Dataset rows describing interfaces
▼
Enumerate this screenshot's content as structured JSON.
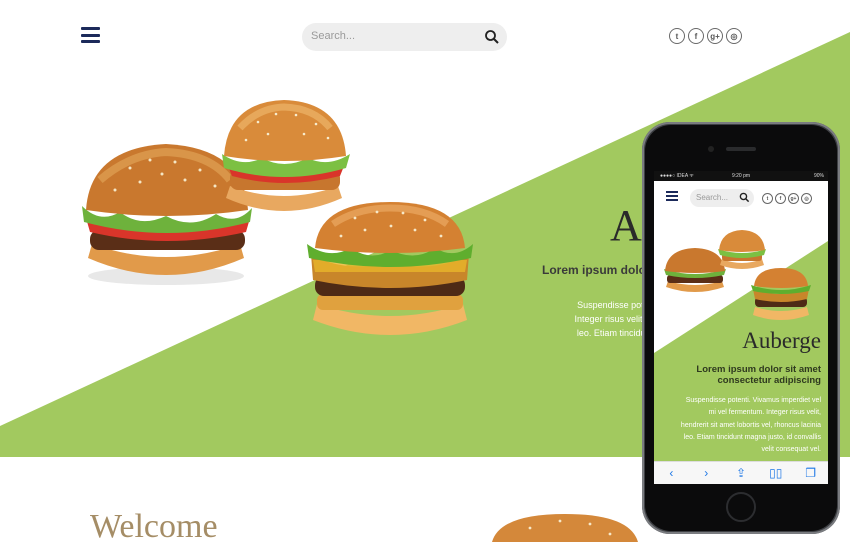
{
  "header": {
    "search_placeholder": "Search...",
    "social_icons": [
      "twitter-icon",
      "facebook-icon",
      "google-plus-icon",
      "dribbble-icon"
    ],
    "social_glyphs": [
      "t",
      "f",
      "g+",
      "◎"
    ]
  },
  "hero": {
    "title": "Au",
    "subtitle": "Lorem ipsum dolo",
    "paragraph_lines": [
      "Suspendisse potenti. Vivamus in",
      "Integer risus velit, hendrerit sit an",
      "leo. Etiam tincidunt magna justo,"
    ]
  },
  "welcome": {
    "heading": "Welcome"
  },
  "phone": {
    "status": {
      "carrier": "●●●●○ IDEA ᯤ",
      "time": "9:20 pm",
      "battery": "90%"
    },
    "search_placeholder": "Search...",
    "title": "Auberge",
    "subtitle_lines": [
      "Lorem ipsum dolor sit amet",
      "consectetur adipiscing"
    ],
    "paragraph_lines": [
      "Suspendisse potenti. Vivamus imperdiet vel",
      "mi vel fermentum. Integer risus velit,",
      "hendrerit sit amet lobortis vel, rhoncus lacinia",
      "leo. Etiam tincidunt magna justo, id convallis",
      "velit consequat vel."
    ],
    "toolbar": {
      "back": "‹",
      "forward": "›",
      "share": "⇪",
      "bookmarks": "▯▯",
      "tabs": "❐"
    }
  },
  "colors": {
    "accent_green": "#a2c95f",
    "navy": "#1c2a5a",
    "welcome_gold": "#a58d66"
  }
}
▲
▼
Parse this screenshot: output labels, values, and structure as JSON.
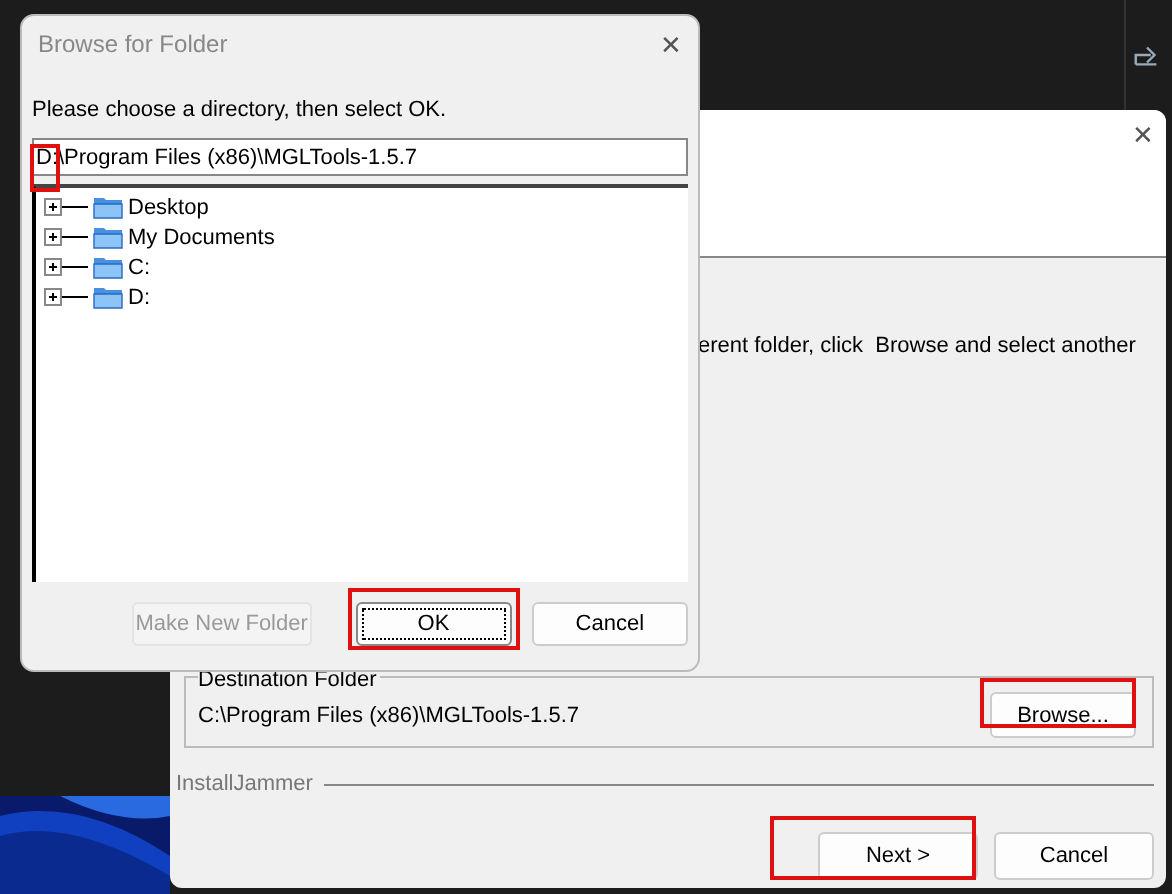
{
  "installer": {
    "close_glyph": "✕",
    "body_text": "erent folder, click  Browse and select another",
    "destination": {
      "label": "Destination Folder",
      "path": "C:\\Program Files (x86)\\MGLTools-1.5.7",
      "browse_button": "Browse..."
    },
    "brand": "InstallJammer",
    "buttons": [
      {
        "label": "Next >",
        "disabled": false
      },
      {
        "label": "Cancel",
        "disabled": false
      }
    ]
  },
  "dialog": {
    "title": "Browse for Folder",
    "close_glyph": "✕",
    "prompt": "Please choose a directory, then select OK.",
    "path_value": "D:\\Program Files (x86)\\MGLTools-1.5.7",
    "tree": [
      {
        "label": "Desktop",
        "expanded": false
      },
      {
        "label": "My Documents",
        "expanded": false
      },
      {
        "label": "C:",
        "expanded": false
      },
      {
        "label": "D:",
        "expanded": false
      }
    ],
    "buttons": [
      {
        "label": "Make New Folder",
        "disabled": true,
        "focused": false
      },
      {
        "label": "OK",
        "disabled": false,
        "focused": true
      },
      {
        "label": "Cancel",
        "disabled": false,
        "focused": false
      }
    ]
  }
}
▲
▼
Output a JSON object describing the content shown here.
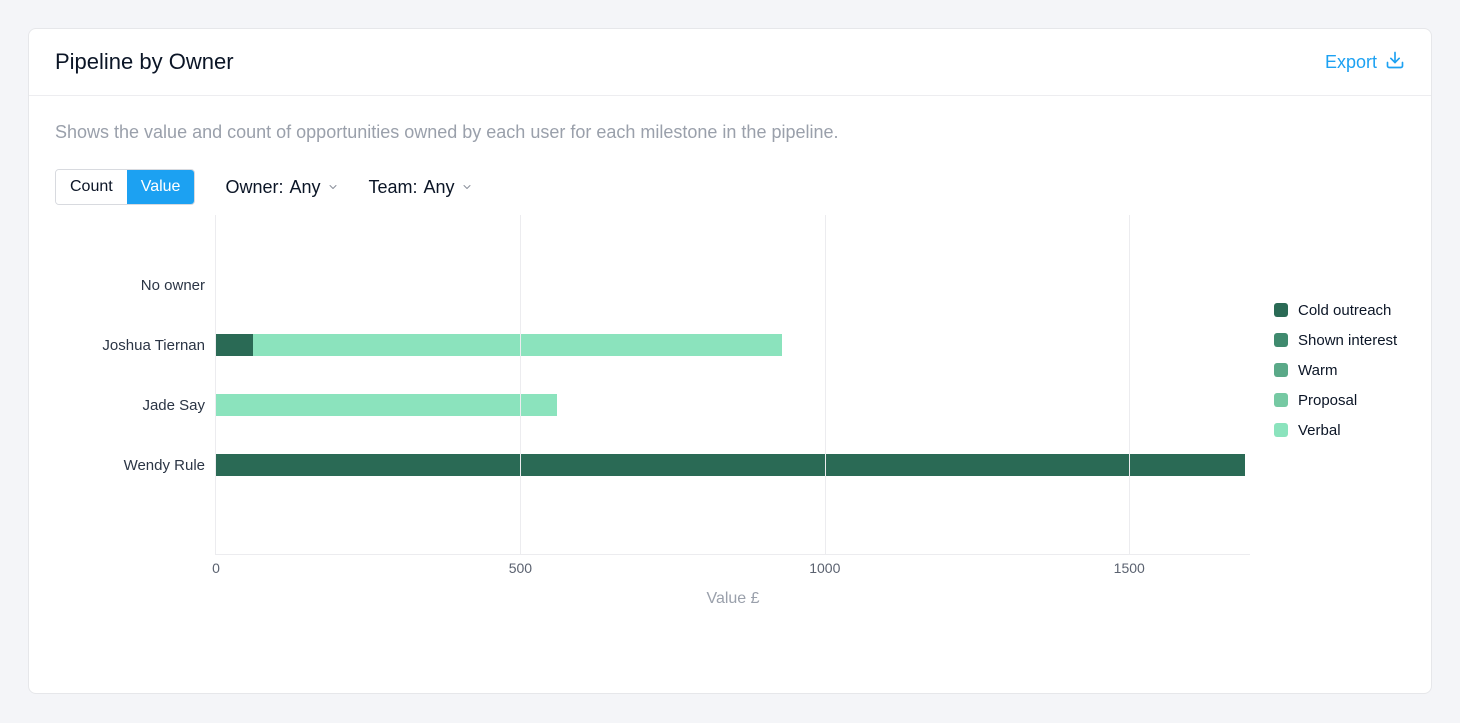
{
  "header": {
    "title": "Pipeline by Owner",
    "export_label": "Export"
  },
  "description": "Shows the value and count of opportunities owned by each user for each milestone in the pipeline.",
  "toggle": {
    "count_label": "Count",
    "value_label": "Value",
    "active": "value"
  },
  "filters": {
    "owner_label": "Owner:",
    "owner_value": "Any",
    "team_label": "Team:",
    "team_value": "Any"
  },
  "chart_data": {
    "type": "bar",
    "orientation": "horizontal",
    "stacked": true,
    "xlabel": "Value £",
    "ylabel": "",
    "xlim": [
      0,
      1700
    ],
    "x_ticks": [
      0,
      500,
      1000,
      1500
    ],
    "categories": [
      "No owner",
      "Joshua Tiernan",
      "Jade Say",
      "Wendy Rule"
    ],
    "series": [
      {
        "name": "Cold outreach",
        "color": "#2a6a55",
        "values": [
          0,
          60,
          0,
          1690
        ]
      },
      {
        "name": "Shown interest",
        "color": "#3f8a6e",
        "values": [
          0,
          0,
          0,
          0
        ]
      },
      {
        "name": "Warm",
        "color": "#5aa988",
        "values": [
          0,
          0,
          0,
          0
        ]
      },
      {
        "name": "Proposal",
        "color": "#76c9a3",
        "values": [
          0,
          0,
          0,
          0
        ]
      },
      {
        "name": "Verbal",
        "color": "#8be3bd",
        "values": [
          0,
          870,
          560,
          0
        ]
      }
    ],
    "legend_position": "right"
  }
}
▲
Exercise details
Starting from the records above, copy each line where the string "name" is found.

Solution for this task
        "name": "Cold outreach",
        "name": "Shown interest",
        "name": "Warm",
        "name": "Proposal",
        "name": "Verbal",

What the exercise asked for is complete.